Now before you all (all dozen of you) get weepy, I will tell you that often in life there are simple answers to seemingly insurmountable problems. The answer to all my ills was pretty simple; I needed to listen to my wife. She kept telling me the issue, saying talk to your doctor about it and I resisted; out of stubbornness, a desire to not be my mother, I don’t know. Somewhere in a work morning, stumbling around unable to see or feel, moving by force of will more than any healthy biological process it dawned on me that if pride is a poor reason to live, it is an even worse excuse for dying.
Appointment set, condition determined, treatment proscribed, all in a matter of weeks. And just as surely as the unwinding had gone the rewinding started; sleep cured all the ills that plagued me. knees recovered, arthritis subsided, blood normal. Day one was better, now day one-hundred-ninety-odd I pedaled my way through 25 miles of coastal hills at a speed I would have never imagined possible a year ago. Out along the coast the ocean peaked through the trees as farms, fields and livestock grazed on dry fall grass. The stiff onshore breeze pushed me and I pushed back panting and sweating up hill after hill. Gliding back to town at dusk to the lights reflecting off the water, ships gliding by up the River to Portland in seem silent at a distance.
I have avoided all of this because it feels as though I am admitting weakness and obsessing over health issues (“disease-a-logging” I call it); both habits that irk me in others. A person may however, engage in any number of bad things for a good cause, and my cause is this: men do not be stubborn, advocate for your own health and most of all, if you want a long and happy existence:
Listen to your wife.

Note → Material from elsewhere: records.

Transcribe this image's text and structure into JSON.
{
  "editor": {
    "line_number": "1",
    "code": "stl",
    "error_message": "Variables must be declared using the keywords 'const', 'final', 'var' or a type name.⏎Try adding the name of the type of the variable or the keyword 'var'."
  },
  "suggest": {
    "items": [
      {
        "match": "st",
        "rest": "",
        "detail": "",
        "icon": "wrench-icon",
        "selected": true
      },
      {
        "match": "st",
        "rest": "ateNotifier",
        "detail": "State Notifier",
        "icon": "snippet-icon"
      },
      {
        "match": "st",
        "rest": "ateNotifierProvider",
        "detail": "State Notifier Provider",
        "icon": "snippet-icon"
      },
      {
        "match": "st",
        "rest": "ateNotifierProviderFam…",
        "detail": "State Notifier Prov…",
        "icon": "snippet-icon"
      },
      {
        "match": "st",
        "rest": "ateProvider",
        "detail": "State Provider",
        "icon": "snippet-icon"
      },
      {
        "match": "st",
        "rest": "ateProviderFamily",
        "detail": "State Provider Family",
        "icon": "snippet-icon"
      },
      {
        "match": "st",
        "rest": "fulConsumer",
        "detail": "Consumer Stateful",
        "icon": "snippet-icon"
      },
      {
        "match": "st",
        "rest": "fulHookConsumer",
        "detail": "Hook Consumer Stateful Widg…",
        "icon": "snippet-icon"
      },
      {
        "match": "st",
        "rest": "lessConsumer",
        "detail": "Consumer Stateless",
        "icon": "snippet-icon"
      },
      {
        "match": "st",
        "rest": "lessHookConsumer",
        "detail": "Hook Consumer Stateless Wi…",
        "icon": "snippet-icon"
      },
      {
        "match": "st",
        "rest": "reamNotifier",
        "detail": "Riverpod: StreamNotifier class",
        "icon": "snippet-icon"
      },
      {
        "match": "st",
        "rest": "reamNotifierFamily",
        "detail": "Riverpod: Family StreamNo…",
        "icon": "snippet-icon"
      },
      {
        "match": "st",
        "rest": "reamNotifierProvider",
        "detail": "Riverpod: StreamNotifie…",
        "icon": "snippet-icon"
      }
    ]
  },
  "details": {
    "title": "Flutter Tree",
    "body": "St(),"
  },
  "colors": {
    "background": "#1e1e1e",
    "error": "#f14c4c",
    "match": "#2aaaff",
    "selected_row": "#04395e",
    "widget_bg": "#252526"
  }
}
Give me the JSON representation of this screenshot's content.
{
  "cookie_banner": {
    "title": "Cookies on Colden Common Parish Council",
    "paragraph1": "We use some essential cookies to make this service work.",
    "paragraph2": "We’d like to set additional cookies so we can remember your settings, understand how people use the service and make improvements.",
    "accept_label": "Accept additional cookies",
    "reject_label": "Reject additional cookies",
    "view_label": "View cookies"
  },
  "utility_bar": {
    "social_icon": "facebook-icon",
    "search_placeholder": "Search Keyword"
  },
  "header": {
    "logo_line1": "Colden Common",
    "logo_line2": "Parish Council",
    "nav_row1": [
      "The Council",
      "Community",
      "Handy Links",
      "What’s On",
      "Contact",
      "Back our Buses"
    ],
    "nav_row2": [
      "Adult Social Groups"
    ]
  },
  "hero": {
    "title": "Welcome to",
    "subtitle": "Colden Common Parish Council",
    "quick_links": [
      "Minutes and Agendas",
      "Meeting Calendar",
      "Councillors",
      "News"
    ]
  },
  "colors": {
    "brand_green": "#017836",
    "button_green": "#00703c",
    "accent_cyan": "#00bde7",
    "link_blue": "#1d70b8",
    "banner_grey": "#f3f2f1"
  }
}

It isn’t nagging, you really just weren’t paying attention last time she said it. Find new and interesting ways to be stubborn and irrational, ones that won’t kill you.